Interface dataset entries
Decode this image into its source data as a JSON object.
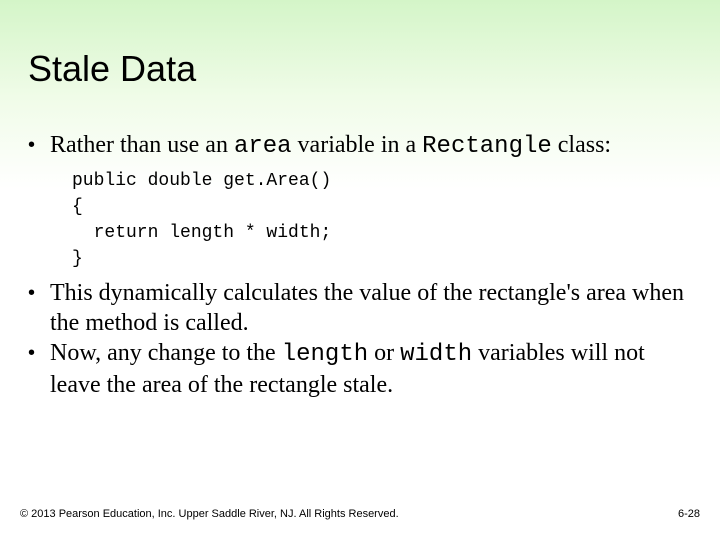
{
  "title": "Stale Data",
  "bullets": {
    "b1_pre": "Rather than use an ",
    "b1_code1": "area",
    "b1_mid": " variable in a ",
    "b1_code2": "Rectangle",
    "b1_post": " class:",
    "code_l1": "public double get.Area()",
    "code_l2": "{",
    "code_l3": "  return length * width;",
    "code_l4": "}",
    "b2": "This dynamically calculates the value of the rectangle's area when the method is called.",
    "b3_pre": "Now, any change to the ",
    "b3_code1": "length",
    "b3_mid": " or ",
    "b3_code2": "width",
    "b3_post": " variables will not leave the area of the rectangle stale."
  },
  "footer": {
    "left": "© 2013 Pearson Education, Inc. Upper Saddle River, NJ. All Rights Reserved.",
    "right": "6-28"
  }
}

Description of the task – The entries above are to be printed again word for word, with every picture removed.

Answer to this problem –
Decode this image into its source data as a JSON object.
{
  "title": "Stale Data",
  "bullets": {
    "b1_pre": "Rather than use an ",
    "b1_code1": "area",
    "b1_mid": " variable in a ",
    "b1_code2": "Rectangle",
    "b1_post": " class:",
    "code_l1": "public double get.Area()",
    "code_l2": "{",
    "code_l3": "  return length * width;",
    "code_l4": "}",
    "b2": "This dynamically calculates the value of the rectangle's area when the method is called.",
    "b3_pre": "Now, any change to the ",
    "b3_code1": "length",
    "b3_mid": " or ",
    "b3_code2": "width",
    "b3_post": " variables will not leave the area of the rectangle stale."
  },
  "footer": {
    "left": "© 2013 Pearson Education, Inc. Upper Saddle River, NJ. All Rights Reserved.",
    "right": "6-28"
  }
}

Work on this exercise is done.